Tubal ligation cuts or blocks the fallopian tubes, which carry a woman’s eggs from the ovaries to the uterus. The operative procedure is performed with very small camera called a laparoscope. First, the surgeon makes small incisions in the abdomen. They’ll insert the laparoscope and instruments to block the fallopian tubes, which are either tied off, clamped, or burned. The incisions are stitched up at the end. Tubal ligation is most often performed under general anesthesia.

Comparison: Vasectomy & Tubal Ligation

In your opinion, is vasectomy or tubal ligation a better choice?

“For the price, less invasiveness, and efficacy, vasectomy is usually a solid choice,” says Jessica Meents. “Men want to run the other way when we talk about surgeries, but those who’ve done it say the pain and recovery are much more mild than they anticipated.” Jessica adds that Ogden Clinic vasectomies are performed in-office and take less than a half hour start to finish.

Tubal ligation presents a more serious risk than vasectomies, that of an ectopic, or extrauterine, pregnancy. Although rare, ectopic pregnancies are painful, dangerous, and require immediate surgery.

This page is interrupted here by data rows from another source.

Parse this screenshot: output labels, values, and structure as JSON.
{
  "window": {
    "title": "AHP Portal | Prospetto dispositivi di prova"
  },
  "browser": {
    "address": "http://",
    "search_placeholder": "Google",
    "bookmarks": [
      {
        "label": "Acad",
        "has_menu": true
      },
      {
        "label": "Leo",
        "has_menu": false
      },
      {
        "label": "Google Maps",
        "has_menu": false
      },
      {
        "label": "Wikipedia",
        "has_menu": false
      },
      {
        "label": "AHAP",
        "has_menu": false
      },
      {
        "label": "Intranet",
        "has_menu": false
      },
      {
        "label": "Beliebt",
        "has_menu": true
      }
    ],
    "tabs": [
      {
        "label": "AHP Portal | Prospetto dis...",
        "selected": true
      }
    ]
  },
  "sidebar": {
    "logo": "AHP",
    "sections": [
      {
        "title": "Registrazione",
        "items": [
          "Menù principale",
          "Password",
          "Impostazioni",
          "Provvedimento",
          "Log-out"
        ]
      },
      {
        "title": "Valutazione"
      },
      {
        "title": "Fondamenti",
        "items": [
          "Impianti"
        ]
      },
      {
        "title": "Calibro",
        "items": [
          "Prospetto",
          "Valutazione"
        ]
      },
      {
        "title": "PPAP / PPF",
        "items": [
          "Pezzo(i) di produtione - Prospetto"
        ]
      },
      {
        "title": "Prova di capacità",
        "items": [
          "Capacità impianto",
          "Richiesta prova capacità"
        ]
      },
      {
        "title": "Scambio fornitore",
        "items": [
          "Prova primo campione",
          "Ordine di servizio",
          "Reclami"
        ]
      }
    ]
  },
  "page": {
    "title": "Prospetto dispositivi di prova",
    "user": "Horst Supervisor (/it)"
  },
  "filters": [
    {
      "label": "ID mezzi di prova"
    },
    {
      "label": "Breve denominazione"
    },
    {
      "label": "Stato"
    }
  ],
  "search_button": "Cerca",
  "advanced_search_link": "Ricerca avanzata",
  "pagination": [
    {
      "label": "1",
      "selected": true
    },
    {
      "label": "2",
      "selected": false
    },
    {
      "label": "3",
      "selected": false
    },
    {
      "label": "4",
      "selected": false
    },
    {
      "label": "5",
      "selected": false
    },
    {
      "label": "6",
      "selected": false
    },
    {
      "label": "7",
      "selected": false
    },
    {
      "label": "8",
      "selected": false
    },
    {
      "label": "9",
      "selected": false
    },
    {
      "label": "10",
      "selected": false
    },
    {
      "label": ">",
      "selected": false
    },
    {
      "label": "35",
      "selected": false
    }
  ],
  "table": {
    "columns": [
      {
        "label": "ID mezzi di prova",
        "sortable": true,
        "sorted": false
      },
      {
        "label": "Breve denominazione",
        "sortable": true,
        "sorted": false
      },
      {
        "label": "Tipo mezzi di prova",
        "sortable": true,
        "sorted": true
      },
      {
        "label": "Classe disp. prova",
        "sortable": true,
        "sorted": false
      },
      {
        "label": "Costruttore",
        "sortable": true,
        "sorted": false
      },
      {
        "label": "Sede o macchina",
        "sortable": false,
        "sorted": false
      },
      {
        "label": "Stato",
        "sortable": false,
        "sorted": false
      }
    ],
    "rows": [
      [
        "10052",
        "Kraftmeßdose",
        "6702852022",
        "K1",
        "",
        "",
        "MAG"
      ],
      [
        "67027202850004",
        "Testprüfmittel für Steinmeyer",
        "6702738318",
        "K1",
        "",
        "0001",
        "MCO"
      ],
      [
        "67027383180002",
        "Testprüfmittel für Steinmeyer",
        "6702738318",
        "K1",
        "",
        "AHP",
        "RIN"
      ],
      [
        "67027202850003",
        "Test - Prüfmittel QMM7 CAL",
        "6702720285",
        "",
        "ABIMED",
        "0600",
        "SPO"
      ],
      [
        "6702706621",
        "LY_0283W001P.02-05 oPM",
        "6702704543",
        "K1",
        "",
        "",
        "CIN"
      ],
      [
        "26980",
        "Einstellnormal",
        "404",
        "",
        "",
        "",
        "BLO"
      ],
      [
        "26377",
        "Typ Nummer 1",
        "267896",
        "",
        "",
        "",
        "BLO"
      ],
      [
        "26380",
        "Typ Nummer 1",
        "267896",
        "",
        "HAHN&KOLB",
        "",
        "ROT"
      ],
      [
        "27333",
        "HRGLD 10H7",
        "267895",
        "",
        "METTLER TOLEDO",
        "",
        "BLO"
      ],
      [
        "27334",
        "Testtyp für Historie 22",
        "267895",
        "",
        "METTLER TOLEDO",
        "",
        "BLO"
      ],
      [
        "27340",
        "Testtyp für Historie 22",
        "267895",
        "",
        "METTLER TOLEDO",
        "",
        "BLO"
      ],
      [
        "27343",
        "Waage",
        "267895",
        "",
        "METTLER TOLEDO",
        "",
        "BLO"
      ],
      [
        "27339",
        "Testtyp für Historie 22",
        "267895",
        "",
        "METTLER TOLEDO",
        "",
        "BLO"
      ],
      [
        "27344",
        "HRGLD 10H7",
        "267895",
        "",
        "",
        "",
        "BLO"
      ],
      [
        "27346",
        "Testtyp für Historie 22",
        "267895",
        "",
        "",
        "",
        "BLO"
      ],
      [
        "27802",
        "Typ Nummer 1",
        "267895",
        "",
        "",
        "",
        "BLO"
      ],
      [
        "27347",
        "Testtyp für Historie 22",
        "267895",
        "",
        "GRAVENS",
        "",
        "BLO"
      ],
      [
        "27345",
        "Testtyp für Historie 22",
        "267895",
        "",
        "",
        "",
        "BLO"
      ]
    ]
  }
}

“By contrast, we see very few post-operative problems with vasectomies. There’s a small chance of infection, which can be handled with antibiotics, a low risk of chronic pain, or very rarely there is a risk of damaging the blood supply to the testicles. I’ve never seen that occur in my practice.”

March is Vas Madness at Ogden Clinic! If you have considered permanent contraception, we encourage you to schedule a consultation this month to explore your options. Make an appointment with a urologist here.